Do you ever have those days where the noise and activity level in your classroom just seems a bit higher than normal? As teachers we are always looking for new strategies for calming down the
I was at the Refresh Conference a couple years ago. It's a conference for foster and adoptive families. You bring your kids. People love on your kids for the weekend with fun games, crafts, and activities while you and/or your partner get "Refreshed". Hence the name of the conference. One of the speakers was an adoptive mom named Lisa Qualls. You can check out her blog here. I was really moved by what she had to say at the conference and I started reading her blog frequently. One of her blog posts was about how she visited the home where one of her children spends time and witnessed a strategy called "Take a seat". You can read her post here. I instantly knew that this would work in the classroom with some tweaking.
Implementing Take a Seat in the Classroom
When implementing a new strategy it's important to teach it and then rehearse it with your students. Spend some time reviewing classroom expectations. Explain that they are going to learn a new strategy for calming down when rules aren't being followed or expectations aren't being met. Tell them it's called "Take a seat". Have all your students stand up. Then quietly tell them to "take a seat". They will look at you like you're nuts. They'll probably giggle. Mine did. Have fun with it! Keep practicing. Stand up, take a seat, stand up, and take a seat. Once they've gotten their giggles out get their attention back and explain that when we take a seat we need to sit criss cross applesauce with our hands in our laps and our voices off. Practice that with the students. Have a competition between boys and girls or 2 other groups in your classroom for who can do it the quietest 3 times in a row. Once you declare a winner gather everyone back and create a T chart. Do you use GLAD strategies in your classroom? If not, this is a great strategy. Label the top "Taking a Seat". Label one side of the T with "looks like with a picture of an eye". Label the other side "Sounds like" with a picture of an ear. Solicit students' input for what taking a seat looks like and sounds like. You can get a copy here.
Once the chart is complete hang it somewhere in the room where students can easily access it. Voila! Your students are ready to start "taking a seat".

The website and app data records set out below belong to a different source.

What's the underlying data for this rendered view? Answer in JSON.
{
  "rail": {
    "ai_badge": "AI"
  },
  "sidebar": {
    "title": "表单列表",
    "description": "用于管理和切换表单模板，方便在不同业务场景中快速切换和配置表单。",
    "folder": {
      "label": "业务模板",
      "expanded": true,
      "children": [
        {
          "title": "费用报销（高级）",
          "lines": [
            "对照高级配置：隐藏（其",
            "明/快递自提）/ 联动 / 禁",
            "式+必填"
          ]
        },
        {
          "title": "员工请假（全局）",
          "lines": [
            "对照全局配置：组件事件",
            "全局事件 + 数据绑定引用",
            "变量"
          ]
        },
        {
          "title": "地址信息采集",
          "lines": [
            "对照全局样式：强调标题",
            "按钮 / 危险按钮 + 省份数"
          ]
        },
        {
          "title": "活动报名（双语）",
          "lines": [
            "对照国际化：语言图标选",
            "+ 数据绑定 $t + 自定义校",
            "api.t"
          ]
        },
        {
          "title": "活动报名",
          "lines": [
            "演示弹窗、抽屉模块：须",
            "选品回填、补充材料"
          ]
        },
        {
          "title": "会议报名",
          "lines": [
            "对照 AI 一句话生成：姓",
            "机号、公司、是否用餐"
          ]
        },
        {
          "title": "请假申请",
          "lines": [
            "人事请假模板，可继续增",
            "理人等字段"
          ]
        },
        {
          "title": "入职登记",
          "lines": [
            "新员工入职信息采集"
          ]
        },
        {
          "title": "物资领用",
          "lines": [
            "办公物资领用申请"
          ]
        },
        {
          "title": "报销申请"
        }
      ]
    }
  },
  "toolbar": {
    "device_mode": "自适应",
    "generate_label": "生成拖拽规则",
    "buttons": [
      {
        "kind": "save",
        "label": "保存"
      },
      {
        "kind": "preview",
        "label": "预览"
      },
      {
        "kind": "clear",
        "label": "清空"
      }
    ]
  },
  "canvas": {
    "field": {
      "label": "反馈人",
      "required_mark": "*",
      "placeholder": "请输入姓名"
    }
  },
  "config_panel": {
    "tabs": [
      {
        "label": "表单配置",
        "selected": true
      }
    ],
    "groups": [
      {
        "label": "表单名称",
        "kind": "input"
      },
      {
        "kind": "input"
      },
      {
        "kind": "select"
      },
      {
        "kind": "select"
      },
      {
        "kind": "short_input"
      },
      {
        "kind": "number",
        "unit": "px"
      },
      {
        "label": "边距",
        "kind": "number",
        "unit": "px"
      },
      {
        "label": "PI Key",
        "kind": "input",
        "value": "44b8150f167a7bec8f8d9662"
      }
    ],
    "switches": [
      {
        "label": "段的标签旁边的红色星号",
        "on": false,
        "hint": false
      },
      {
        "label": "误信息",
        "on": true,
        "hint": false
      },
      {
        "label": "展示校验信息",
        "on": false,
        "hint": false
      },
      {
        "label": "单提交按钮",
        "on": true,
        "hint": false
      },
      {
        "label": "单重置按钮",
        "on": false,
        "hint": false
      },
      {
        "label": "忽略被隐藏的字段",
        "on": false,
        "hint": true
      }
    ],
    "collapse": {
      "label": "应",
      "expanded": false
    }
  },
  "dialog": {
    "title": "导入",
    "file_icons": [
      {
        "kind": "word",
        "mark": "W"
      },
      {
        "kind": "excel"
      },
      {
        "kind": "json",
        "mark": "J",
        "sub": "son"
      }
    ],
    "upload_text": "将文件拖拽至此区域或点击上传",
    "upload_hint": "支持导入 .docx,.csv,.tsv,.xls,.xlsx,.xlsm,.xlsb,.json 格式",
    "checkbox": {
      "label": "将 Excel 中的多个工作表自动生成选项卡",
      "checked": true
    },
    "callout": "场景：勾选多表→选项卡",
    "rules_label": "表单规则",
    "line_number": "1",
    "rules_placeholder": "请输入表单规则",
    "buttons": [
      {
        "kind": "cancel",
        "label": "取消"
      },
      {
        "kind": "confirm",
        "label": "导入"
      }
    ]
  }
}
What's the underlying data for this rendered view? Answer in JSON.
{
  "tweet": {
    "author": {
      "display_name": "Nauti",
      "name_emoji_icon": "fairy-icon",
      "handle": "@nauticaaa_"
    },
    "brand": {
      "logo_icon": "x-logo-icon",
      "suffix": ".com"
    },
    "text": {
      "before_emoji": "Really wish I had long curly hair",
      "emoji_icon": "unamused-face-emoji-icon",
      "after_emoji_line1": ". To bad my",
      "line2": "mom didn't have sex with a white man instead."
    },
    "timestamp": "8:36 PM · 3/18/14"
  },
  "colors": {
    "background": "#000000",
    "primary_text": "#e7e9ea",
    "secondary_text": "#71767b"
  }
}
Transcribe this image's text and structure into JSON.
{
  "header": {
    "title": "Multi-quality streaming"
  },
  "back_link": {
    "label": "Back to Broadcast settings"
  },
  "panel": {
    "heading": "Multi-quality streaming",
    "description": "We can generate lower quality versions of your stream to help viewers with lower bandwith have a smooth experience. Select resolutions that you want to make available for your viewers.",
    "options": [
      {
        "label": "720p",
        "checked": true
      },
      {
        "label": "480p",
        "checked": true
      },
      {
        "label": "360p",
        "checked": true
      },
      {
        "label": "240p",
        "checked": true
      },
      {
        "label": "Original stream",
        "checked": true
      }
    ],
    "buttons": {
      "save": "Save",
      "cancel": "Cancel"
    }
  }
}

The first time you need to use the strategy turn the lights out and calmly say "take a seat". Thank the students who do immediately. Give gentle reminders to students who aren't and encourage them to look around for support on what is expected of them. At this point you can give verbal directions to redirect the class or you can bring them to your whole group area. I do this and we go over the "take a seat" T chart and then we make another T chart titled "A Learning Classroom". I make the same headings of looks like and sounds like. Students then get a chance to describe what a learning classroom looks like and sounds like and are hopefully getting ready to change their behavior choices when they go back to work to make the classroom a learning classroom once again. You can get a copy here.
I hope this helps. Send me pictures of your classroom taking a seat and your anchor charts if you try this strategy. I'd love to feature them on my blog.